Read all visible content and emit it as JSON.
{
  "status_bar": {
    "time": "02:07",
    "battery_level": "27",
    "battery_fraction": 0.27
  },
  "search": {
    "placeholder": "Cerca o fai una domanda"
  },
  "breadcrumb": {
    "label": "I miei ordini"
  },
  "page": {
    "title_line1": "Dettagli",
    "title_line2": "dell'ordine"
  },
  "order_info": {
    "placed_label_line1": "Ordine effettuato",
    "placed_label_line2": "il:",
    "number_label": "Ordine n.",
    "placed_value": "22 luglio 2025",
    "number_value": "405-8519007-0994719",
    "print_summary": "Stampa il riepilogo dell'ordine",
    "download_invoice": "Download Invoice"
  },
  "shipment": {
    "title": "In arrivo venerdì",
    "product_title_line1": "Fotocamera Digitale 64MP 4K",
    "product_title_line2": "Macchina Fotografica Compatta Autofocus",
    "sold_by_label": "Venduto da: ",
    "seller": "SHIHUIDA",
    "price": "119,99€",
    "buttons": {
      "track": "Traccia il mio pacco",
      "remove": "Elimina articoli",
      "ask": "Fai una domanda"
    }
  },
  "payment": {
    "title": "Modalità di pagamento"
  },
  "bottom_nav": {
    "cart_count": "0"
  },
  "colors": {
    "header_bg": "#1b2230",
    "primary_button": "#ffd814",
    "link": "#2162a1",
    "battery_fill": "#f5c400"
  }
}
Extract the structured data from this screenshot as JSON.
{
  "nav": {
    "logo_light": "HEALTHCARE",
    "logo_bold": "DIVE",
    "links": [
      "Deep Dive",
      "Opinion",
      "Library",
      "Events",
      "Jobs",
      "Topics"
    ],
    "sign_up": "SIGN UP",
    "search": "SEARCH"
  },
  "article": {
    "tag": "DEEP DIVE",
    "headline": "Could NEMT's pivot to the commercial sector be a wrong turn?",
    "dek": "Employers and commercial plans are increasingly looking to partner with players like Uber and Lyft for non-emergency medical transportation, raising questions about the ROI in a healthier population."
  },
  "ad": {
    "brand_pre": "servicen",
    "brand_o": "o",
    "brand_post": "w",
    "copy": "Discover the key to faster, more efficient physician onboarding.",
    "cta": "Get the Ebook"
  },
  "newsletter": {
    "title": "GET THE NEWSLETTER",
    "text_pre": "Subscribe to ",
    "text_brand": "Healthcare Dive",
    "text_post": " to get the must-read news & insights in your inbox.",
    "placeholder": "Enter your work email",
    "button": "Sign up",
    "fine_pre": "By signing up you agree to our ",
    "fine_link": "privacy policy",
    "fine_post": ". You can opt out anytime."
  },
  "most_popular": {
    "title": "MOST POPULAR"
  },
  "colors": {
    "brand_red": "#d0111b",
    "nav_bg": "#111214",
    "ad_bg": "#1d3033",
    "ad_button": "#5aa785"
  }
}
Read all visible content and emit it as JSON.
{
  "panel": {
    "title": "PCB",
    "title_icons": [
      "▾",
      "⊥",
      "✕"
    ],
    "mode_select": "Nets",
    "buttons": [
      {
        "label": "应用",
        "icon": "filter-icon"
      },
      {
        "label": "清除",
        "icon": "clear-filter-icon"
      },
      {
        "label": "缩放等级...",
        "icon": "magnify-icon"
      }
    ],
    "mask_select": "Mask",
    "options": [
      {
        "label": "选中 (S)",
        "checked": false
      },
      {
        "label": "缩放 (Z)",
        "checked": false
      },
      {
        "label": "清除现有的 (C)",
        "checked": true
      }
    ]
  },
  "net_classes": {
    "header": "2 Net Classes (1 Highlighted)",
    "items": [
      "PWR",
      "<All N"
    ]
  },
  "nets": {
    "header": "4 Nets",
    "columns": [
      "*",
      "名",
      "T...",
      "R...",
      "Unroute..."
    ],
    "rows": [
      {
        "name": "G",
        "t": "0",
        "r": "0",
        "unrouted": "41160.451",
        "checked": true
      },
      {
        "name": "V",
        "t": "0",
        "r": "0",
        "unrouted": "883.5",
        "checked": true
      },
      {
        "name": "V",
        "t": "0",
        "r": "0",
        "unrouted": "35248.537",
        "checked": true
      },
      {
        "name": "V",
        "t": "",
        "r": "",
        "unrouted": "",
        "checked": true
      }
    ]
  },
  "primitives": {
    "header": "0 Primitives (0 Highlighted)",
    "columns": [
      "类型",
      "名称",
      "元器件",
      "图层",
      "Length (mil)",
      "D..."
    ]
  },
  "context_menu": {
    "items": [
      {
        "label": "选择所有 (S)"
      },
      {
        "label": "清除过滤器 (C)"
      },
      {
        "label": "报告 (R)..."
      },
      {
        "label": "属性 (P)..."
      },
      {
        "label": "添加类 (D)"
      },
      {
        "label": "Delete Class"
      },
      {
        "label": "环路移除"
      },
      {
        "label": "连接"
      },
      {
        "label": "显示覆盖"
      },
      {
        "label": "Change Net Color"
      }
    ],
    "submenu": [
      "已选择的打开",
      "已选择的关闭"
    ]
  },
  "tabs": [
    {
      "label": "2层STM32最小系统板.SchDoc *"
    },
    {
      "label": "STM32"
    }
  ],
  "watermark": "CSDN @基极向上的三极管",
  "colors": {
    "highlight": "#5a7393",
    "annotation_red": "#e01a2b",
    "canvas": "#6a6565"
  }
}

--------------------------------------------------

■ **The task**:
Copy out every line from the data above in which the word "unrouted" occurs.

■ **Answer area**:
        "unrouted": "41160.451",
        "unrouted": "883.5",
        "unrouted": "35248.537",
        "unrouted": "",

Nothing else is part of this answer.